Top of Input records

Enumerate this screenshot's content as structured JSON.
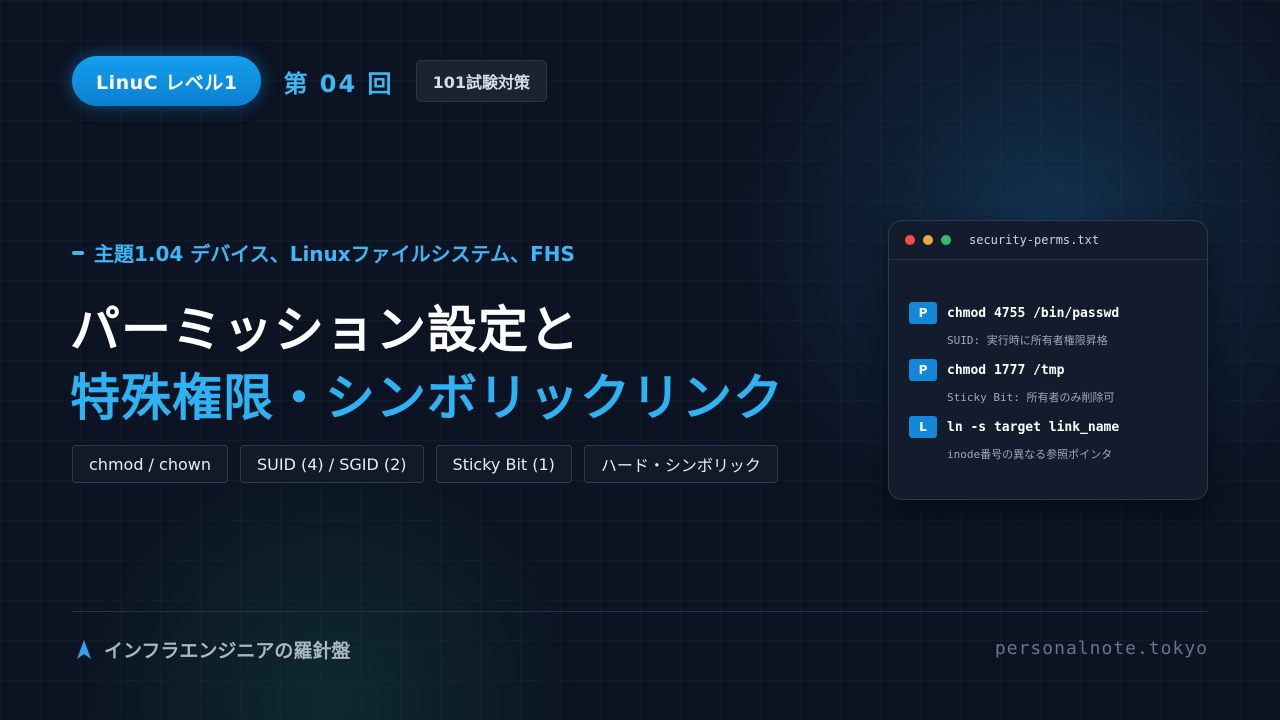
{
  "header": {
    "level_label": "LinuC レベル1",
    "episode_label": "第 04 回",
    "exam_label": "101試験対策"
  },
  "subtitle": "主題1.04 デバイス、Linuxファイルシステム、FHS",
  "title": {
    "line1": "パーミッション設定と",
    "line2": "特殊権限・シンボリックリンク"
  },
  "tags": [
    "chmod / chown",
    "SUID (4) / SGID (2)",
    "Sticky Bit (1)",
    "ハード・シンボリック"
  ],
  "terminal": {
    "filename": "security-perms.txt",
    "commands": [
      {
        "badge": "P",
        "cmd": "chmod 4755 /bin/passwd",
        "desc": "SUID: 実行時に所有者権限昇格"
      },
      {
        "badge": "P",
        "cmd": "chmod 1777 /tmp",
        "desc": "Sticky Bit: 所有者のみ削除可"
      },
      {
        "badge": "L",
        "cmd": "ln -s target link_name",
        "desc": "inode番号の異なる参照ポインタ"
      }
    ]
  },
  "footer": {
    "brand": "インフラエンジニアの羅針盤",
    "site": "personalnote.tokyo"
  },
  "colors": {
    "accent": "#2fb2f4",
    "background": "#0c1322",
    "badge": "#1488d8"
  },
  "icons": {
    "brand": "compass-arrow-icon"
  }
}
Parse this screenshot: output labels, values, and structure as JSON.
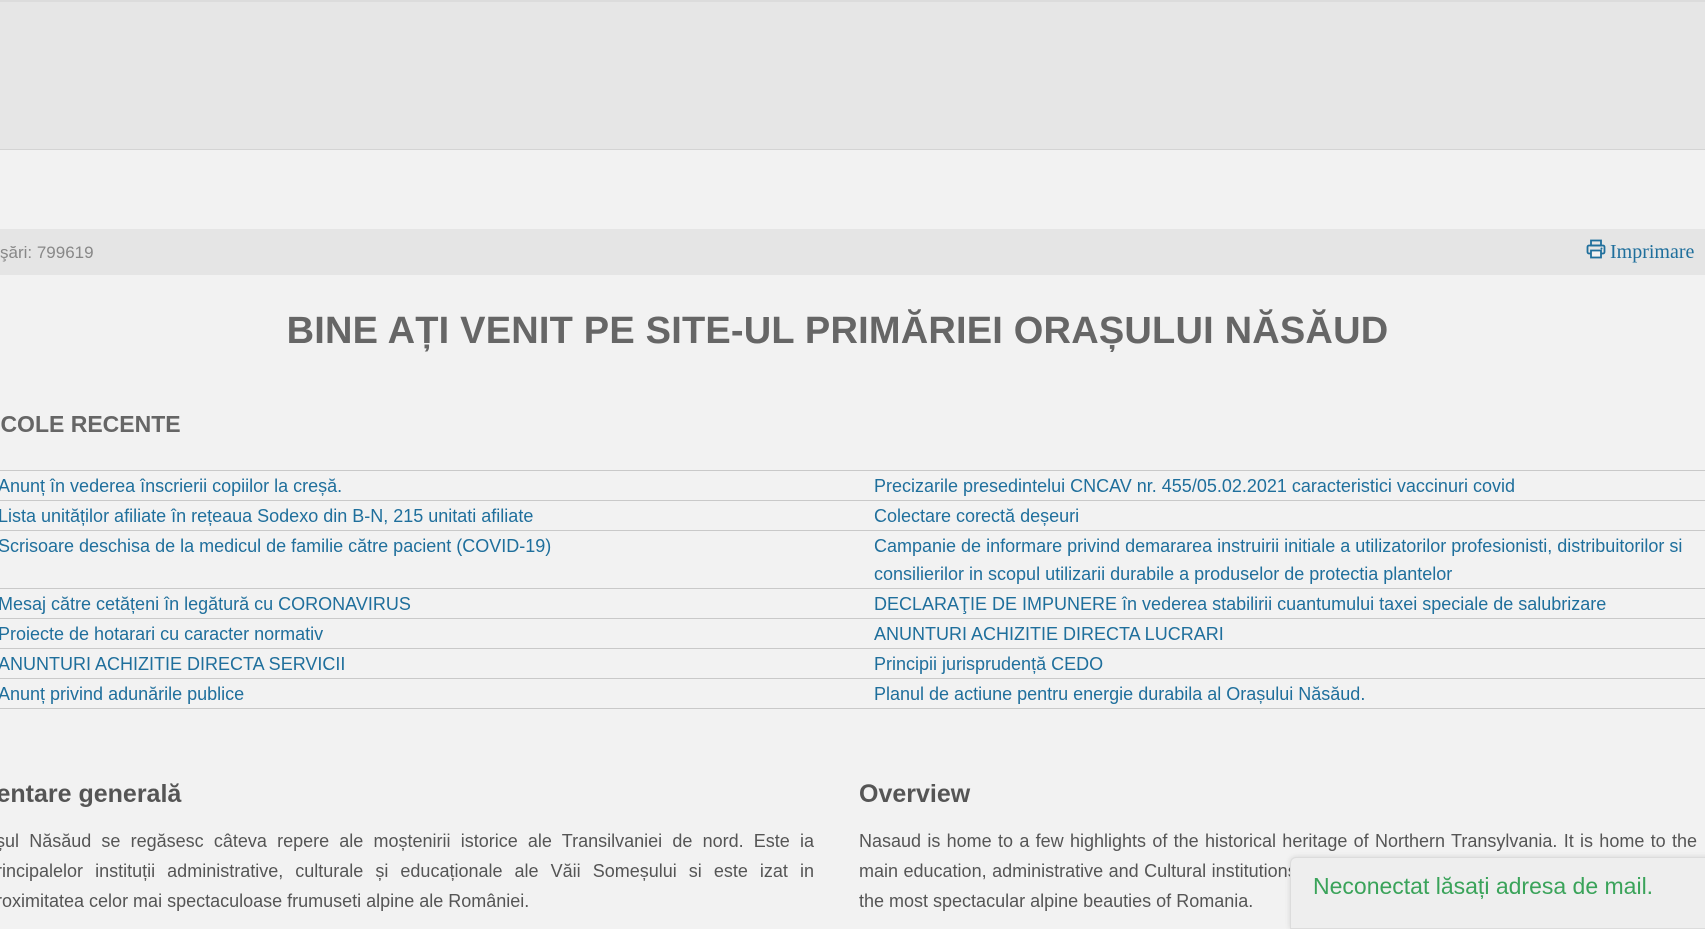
{
  "header": {
    "visits_label": "şări: 799619",
    "print_label": "Imprimare",
    "print_icon": "printer-icon"
  },
  "page_title": "BINE AȚI VENIT PE SITE-UL PRIMĂRIEI ORAȘULUI NĂSĂUD",
  "recent_articles": {
    "heading": "TICOLE RECENTE",
    "left": [
      "Anunț în vederea înscrierii copiilor la creșă.",
      "Lista unităților afiliate în rețeaua Sodexo din B-N, 215 unitati afiliate",
      "Scrisoare deschisa de la medicul de familie către pacient (COVID-19)",
      "Mesaj către cetățeni în legătură cu CORONAVIRUS",
      "Proiecte de hotarari cu caracter normativ",
      "ANUNTURI ACHIZITIE DIRECTA SERVICII",
      "Anunț privind adunările publice"
    ],
    "right": [
      "Precizarile presedintelui CNCAV nr. 455/05.02.2021 caracteristici vaccinuri covid",
      "Colectare corectă deșeuri",
      "Campanie de informare privind demararea instruirii initiale a utilizatorilor profesionisti, distribuitorilor si consilierilor in scopul utilizarii durabile a produselor de protectia plantelor",
      "DECLARAŢIE DE IMPUNERE în vederea stabilirii cuantumului taxei speciale de salubrizare",
      "ANUNTURI ACHIZITIE DIRECTA LUCRARI",
      "Principii jurisprudență CEDO",
      "Planul de actiune pentru energie durabila al Orașului Năsăud."
    ]
  },
  "intro": {
    "heading": "zentare generală",
    "text": "așul Năsăud se regăsesc câteva repere ale moștenirii istorice ale Transilvaniei de nord. Este ia principalelor instituții administrative, culturale și educaționale ale Văii Someșului si este izat in proximitatea celor mai spectaculoase frumuseti alpine ale României."
  },
  "overview": {
    "heading": "Overview",
    "text": "Nasaud is home to a few highlights of the historical heritage of Northern Transylvania. It is home to the main education, administrative and Cultural institutions of the Somes Valley and it is within easy reach of the most spectacular alpine beauties of Romania."
  },
  "chat": {
    "status_text": "Neconectat lăsați adresa de mail.",
    "accent": "#3aa35a"
  }
}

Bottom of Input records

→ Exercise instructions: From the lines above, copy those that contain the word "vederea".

→ Solution to this problem:
      "Anunț în vederea înscrierii copiilor la creșă.",
      "DECLARAŢIE DE IMPUNERE în vederea stabilirii cuantumului taxei speciale de salubrizare",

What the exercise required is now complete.